Aim of the task: In the listing below, identify each line with the word "user" and return those lines.
-------------------------
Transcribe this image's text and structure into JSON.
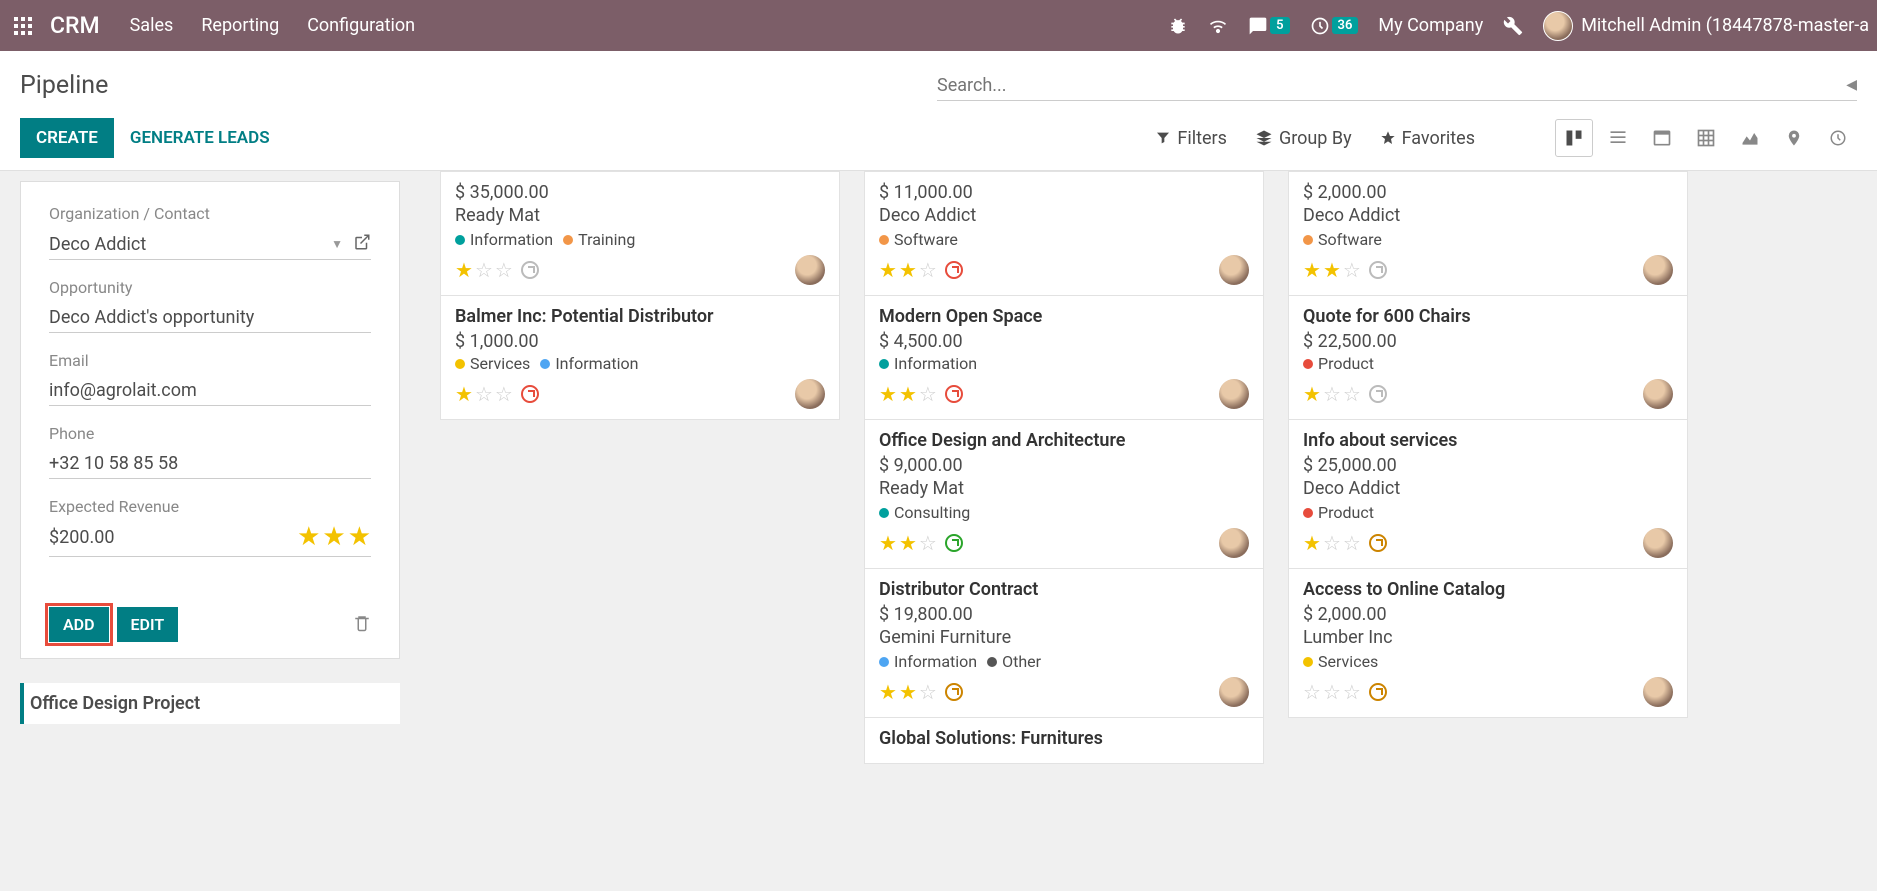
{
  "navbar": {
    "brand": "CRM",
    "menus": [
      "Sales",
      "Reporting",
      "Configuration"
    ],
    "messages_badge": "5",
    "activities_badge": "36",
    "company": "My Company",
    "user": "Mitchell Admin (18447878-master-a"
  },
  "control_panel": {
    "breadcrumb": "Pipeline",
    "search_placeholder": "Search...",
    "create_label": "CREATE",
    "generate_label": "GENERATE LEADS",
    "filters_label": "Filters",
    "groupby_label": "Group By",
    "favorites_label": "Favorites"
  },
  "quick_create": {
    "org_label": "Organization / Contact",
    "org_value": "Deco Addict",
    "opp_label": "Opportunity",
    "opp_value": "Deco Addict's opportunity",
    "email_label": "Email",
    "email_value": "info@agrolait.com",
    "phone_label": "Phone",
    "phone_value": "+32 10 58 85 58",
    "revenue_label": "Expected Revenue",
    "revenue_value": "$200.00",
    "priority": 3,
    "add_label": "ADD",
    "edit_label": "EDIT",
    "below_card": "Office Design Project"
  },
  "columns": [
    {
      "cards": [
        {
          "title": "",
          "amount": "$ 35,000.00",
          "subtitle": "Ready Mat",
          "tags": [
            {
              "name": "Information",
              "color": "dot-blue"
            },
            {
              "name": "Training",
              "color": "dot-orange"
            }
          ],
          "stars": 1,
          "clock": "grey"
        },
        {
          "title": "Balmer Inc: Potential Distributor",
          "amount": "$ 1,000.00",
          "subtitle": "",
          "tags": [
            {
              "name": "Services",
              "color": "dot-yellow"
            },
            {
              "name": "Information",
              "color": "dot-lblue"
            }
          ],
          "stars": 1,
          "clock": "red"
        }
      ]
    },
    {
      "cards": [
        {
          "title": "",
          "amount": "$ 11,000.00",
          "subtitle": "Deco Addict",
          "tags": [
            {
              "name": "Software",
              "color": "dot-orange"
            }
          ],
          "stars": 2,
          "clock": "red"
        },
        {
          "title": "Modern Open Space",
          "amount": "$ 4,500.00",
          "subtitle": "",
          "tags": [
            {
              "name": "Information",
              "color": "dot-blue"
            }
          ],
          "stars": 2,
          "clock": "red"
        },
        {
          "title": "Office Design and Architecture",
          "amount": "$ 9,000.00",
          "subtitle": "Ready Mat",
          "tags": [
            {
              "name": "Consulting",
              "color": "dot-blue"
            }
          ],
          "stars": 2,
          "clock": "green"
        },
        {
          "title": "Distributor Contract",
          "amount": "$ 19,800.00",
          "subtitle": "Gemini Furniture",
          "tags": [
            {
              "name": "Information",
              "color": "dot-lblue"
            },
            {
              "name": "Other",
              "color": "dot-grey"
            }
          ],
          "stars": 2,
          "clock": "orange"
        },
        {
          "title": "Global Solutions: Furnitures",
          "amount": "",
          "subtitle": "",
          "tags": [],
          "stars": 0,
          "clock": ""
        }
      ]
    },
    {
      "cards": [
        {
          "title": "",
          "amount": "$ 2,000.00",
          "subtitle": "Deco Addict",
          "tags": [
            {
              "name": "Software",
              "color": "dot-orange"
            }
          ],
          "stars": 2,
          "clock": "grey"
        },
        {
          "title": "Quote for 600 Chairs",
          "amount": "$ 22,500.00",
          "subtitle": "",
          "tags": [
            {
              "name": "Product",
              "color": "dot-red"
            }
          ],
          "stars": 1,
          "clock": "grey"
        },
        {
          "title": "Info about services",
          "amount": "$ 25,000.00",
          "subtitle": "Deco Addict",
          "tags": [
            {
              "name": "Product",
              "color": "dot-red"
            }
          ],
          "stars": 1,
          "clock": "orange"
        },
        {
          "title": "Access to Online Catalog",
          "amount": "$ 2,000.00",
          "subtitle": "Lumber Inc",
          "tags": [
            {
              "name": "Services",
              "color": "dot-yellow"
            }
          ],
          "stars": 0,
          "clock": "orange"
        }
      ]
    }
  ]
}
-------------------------
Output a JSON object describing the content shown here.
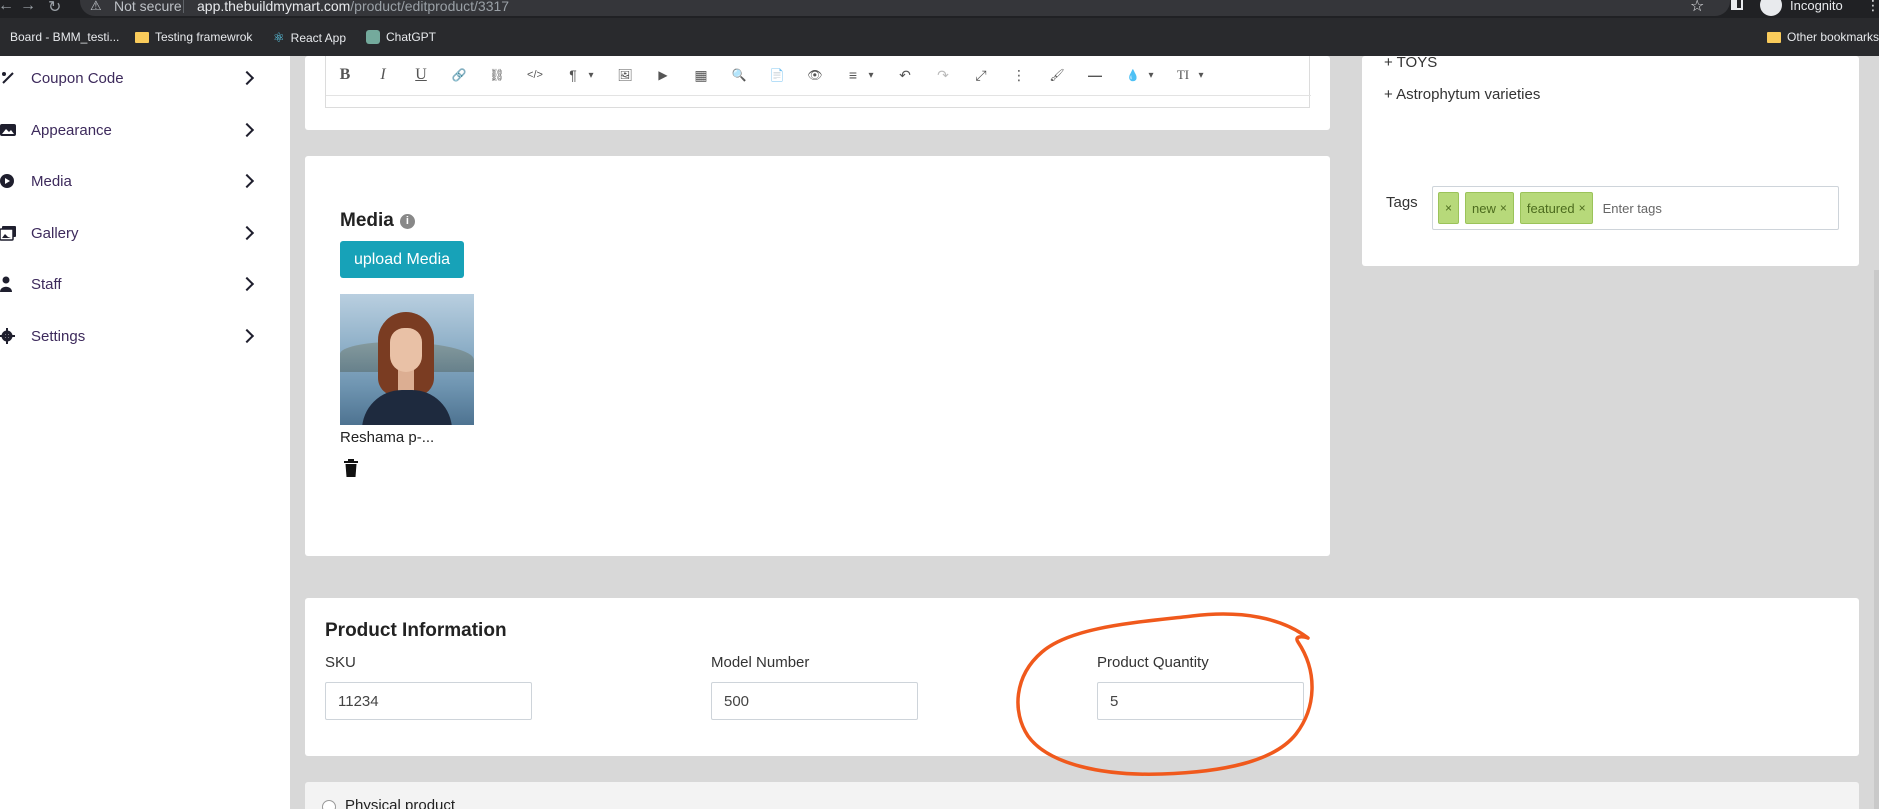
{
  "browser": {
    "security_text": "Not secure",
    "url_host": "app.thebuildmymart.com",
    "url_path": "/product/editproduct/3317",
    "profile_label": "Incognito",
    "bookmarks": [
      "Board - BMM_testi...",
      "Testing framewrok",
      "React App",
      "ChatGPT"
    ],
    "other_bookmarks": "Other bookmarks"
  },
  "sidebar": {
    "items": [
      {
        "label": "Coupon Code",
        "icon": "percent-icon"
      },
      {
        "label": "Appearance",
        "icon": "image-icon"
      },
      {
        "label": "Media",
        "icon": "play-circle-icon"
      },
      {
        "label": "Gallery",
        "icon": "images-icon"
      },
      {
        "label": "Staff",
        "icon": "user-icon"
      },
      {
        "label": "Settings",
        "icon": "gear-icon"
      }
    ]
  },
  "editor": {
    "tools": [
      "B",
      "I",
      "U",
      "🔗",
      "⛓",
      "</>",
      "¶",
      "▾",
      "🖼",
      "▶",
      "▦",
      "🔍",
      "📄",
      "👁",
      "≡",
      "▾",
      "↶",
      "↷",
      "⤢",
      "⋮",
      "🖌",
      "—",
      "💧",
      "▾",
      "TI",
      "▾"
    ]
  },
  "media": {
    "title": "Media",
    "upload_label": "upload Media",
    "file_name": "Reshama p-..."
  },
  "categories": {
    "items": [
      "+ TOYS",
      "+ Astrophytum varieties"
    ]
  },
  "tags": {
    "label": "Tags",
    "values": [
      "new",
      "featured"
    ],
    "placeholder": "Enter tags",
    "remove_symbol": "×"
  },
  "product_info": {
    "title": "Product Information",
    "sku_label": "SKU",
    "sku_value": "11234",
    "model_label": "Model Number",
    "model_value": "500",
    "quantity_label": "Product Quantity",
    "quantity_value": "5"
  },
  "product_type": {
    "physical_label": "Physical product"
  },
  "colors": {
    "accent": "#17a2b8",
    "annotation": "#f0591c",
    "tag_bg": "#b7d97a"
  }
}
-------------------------
Solved exercise:
    "user": "Mitchell Admin (18447878-master-a"
        "icon": "user-icon"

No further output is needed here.